● Work instructions
Scan the material and copy every line in which "heading" appears.

● Material to process
-- Opening Marker --

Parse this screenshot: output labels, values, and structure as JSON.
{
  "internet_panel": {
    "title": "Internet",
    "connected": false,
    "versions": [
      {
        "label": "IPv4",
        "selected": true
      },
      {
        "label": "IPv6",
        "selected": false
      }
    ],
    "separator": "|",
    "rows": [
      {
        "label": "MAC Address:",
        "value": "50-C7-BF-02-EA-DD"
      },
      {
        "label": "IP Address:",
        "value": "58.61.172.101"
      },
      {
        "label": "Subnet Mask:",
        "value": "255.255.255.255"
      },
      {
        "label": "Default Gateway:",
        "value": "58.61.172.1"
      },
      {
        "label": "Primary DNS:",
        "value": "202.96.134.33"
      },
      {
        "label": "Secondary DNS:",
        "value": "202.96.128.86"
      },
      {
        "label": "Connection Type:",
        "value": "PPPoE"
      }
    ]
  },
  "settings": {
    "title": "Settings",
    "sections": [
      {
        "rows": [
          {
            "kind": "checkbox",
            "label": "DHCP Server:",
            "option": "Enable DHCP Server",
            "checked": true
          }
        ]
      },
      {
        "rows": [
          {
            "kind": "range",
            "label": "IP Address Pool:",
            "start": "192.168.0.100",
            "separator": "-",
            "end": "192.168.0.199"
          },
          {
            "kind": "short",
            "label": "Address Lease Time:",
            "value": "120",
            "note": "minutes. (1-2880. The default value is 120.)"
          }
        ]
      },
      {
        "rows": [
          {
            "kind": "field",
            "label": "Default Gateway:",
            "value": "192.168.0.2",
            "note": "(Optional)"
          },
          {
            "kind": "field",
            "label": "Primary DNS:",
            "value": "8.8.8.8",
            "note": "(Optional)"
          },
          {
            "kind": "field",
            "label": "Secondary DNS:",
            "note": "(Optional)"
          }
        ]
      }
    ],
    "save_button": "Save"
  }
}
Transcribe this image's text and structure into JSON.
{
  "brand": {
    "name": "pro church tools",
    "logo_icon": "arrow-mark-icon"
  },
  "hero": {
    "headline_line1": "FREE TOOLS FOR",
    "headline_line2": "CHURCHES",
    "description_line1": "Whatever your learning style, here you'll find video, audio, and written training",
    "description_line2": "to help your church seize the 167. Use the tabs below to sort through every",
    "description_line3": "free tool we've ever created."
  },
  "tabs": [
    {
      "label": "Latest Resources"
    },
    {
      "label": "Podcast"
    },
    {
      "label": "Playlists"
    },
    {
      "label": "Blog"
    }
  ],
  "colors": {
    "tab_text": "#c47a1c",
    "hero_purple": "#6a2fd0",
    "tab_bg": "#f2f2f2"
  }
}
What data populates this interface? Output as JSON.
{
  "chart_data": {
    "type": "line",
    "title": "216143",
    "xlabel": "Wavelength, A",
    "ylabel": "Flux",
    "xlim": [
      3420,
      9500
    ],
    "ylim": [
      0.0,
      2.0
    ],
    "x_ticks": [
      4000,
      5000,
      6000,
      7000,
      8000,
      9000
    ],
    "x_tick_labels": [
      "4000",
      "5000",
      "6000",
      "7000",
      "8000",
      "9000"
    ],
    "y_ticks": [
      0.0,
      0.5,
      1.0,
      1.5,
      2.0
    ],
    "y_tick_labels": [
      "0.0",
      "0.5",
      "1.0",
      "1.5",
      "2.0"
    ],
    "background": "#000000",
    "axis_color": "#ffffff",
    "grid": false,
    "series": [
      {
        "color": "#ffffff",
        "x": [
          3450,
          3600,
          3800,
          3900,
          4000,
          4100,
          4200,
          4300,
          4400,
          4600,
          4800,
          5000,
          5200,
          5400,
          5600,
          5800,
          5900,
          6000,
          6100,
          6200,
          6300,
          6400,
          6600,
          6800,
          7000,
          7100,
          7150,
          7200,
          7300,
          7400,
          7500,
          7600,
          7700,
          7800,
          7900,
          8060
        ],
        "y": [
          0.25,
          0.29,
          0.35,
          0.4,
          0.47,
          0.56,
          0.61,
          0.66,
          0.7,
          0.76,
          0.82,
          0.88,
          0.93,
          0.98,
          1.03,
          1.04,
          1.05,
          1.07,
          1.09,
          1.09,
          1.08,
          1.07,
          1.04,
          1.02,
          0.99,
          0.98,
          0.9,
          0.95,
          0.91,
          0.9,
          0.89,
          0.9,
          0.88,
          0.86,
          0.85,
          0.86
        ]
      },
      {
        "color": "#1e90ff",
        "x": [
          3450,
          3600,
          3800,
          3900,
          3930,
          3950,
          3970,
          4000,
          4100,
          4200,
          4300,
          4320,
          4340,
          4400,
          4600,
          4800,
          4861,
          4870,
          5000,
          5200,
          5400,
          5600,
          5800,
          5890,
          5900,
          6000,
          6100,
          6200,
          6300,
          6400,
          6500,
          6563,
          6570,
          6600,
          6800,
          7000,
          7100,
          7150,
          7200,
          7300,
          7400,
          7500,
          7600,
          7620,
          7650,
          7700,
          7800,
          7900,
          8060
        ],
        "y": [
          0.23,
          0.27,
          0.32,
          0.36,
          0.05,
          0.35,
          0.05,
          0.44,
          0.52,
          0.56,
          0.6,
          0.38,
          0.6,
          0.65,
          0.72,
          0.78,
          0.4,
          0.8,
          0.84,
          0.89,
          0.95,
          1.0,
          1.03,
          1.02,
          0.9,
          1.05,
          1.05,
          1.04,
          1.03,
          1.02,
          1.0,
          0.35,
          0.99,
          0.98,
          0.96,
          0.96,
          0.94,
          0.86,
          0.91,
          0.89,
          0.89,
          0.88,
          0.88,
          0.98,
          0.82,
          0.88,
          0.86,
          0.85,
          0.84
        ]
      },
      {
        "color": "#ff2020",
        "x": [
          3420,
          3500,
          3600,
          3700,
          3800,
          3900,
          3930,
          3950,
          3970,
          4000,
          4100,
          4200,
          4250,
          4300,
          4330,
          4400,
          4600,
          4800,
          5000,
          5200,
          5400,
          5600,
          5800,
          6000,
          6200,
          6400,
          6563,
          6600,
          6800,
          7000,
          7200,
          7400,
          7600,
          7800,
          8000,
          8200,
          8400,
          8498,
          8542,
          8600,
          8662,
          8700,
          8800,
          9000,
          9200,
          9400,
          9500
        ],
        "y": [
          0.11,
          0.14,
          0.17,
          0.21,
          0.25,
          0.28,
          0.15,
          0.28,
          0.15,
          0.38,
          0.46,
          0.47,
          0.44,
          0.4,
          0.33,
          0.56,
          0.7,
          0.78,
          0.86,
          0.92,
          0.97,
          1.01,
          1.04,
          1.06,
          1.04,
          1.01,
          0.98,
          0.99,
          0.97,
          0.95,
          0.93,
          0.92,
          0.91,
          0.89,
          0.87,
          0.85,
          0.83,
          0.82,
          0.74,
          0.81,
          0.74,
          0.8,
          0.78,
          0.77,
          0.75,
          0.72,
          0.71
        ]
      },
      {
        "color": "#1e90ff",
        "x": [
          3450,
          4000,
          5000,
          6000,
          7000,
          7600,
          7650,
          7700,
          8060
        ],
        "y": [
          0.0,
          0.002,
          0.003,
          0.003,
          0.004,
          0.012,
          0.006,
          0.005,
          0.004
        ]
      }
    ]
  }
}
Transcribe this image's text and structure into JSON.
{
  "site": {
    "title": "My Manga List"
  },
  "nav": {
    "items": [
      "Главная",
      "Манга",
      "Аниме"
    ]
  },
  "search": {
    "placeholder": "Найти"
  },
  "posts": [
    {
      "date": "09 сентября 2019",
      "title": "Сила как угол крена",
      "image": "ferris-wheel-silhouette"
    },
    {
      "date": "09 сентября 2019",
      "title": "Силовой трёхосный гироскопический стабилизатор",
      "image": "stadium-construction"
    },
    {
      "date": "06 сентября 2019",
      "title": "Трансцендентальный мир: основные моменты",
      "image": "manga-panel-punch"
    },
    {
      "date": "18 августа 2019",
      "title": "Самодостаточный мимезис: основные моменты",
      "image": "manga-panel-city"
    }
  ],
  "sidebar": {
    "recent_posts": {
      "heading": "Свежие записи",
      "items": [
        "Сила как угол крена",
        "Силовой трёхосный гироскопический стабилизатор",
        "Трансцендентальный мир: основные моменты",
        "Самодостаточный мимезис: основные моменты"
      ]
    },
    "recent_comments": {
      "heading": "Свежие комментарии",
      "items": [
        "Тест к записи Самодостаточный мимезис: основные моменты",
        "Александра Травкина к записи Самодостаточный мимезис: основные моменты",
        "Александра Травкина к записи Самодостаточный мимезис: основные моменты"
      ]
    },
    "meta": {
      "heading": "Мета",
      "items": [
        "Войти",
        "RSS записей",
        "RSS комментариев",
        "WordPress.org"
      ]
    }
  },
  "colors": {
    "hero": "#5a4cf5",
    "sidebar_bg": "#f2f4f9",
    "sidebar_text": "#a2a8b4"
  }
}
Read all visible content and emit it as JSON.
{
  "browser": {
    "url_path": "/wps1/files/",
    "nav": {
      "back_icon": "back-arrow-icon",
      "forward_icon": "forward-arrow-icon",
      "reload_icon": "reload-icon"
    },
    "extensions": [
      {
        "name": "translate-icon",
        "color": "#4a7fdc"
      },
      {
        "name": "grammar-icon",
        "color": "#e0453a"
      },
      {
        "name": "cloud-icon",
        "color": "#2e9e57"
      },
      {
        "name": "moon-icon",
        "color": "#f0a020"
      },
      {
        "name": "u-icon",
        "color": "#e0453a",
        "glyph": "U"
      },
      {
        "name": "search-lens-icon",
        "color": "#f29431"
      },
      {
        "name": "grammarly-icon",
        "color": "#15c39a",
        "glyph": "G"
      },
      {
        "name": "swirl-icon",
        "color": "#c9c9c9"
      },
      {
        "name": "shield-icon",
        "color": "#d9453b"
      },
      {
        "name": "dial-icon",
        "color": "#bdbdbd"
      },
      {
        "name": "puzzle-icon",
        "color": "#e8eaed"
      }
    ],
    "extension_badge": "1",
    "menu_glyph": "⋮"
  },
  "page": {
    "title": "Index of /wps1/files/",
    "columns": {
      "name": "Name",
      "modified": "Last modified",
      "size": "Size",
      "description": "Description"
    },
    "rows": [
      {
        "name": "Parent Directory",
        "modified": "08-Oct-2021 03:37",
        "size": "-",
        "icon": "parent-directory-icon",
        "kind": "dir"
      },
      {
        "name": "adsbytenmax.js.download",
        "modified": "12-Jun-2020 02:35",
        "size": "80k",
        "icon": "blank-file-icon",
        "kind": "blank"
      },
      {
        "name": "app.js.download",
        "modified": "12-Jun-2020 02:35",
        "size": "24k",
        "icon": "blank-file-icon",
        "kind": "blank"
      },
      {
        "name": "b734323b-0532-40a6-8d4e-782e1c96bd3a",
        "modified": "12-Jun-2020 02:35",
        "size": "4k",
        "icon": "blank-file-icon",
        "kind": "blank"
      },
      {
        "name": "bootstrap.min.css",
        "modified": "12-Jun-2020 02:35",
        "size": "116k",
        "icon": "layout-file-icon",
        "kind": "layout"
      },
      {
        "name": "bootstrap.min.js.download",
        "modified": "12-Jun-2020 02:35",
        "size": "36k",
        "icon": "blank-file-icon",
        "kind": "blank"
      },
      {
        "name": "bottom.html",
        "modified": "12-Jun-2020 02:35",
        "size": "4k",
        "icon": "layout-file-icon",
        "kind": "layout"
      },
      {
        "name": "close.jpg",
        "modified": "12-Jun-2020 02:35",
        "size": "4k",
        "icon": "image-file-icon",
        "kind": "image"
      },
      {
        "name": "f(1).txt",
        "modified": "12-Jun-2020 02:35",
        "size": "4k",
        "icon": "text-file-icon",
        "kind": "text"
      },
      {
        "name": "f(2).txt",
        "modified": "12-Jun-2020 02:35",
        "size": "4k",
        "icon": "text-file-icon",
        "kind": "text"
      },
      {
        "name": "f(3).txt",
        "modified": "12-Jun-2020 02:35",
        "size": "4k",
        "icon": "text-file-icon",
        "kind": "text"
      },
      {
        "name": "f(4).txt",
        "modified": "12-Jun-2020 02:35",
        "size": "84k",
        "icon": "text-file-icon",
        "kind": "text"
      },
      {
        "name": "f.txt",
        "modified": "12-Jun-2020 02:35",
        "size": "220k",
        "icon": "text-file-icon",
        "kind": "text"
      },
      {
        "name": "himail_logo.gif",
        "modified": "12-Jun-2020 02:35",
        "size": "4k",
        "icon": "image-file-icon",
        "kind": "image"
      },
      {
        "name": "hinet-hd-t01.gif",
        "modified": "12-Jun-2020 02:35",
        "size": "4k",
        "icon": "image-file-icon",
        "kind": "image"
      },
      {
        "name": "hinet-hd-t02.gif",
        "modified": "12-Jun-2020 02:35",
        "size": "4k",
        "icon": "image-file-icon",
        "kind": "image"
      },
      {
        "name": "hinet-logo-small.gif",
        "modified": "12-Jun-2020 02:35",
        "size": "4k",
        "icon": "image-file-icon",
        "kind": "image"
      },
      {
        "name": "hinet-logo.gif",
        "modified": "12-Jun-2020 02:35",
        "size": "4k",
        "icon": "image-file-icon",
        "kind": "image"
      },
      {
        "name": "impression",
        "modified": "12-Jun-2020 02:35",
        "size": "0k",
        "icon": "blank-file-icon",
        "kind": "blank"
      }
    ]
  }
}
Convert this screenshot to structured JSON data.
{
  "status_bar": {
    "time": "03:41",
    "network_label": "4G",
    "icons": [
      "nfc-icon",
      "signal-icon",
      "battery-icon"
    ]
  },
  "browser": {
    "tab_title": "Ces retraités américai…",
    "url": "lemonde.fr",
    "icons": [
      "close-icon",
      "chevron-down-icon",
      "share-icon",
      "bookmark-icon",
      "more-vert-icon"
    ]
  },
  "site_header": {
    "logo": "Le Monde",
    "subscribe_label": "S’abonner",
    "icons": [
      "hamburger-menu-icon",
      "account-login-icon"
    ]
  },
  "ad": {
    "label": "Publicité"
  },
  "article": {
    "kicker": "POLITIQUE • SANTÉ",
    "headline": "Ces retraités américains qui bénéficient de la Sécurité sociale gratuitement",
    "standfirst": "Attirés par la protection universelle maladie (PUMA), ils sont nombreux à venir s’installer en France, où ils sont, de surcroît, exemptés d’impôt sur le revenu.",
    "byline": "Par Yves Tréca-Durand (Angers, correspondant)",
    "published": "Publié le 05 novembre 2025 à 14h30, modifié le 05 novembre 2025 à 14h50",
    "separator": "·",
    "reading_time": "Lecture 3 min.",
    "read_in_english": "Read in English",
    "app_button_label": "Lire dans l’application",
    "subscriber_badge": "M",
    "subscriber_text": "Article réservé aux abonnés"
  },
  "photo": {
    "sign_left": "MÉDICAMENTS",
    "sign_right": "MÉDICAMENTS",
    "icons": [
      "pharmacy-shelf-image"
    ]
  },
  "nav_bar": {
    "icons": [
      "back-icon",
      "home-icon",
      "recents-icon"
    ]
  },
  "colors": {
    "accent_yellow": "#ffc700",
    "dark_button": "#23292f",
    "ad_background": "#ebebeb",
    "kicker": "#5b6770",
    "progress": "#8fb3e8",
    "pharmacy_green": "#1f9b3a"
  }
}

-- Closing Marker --

● Answer
      "heading": "Свежие записи",
      "heading": "Свежие комментарии",
      "heading": "Мета",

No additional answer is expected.